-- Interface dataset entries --
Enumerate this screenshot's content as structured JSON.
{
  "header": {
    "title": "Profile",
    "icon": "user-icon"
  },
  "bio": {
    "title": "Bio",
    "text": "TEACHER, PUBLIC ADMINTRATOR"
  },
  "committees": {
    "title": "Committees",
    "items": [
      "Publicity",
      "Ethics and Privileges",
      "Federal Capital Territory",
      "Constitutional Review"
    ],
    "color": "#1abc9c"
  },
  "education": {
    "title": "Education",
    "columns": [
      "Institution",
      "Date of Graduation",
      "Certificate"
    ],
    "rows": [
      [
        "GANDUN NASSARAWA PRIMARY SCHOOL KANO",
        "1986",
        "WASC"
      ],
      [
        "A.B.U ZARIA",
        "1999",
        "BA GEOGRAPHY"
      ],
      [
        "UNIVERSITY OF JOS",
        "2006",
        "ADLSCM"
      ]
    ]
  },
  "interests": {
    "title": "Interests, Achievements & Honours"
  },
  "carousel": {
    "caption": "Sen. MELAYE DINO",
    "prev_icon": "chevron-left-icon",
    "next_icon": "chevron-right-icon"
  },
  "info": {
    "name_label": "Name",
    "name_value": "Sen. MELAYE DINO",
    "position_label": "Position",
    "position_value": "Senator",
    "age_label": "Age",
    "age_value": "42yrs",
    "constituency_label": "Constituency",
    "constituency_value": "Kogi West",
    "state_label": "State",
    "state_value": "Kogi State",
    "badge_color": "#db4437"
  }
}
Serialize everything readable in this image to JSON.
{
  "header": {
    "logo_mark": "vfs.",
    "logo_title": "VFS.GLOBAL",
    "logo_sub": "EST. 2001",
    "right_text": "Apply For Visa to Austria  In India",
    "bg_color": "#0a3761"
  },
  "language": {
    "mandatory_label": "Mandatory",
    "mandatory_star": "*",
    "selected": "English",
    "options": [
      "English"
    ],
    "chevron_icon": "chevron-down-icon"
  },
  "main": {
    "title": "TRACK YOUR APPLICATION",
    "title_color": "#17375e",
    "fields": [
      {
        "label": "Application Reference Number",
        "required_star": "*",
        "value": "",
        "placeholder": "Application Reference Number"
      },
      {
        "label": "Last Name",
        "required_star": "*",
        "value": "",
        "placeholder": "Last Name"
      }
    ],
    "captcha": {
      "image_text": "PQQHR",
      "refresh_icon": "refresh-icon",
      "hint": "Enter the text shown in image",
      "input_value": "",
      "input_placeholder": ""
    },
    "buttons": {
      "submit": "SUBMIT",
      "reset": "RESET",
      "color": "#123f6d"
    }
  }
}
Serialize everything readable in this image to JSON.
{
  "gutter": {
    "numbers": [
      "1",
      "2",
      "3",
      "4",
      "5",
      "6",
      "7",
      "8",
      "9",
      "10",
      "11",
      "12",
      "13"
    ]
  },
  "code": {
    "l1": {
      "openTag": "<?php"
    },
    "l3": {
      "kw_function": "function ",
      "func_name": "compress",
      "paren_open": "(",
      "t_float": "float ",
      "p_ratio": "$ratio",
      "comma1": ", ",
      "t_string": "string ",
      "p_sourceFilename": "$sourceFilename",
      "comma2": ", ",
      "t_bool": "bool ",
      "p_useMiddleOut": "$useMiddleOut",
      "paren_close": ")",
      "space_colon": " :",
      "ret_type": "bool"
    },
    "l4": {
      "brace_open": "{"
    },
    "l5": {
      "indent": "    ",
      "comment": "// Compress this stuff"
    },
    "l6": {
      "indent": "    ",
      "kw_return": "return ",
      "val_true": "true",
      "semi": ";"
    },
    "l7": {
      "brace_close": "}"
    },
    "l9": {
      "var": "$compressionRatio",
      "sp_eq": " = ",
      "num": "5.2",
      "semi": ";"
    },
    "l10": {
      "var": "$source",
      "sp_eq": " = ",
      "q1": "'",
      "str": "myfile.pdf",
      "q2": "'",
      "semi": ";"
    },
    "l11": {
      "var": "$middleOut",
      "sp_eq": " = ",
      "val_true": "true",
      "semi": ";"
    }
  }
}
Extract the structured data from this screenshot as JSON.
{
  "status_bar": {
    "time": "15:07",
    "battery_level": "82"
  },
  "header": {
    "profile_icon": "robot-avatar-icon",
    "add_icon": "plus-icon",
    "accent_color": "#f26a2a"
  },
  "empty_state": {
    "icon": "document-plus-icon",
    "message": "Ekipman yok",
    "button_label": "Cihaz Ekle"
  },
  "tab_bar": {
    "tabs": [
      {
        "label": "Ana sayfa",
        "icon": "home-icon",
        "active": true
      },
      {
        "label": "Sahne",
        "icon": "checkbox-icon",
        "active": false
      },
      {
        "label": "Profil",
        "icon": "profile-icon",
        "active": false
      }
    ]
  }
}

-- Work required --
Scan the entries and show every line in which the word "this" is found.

-- Exercise result --
Enumerate this screenshot's content as structured JSON.
Serialize everything readable in this image to JSON.
Serialize everything readable in this image to JSON.
      "comment": "// Compress this stuff"
Extract the structured data from this screenshot as JSON.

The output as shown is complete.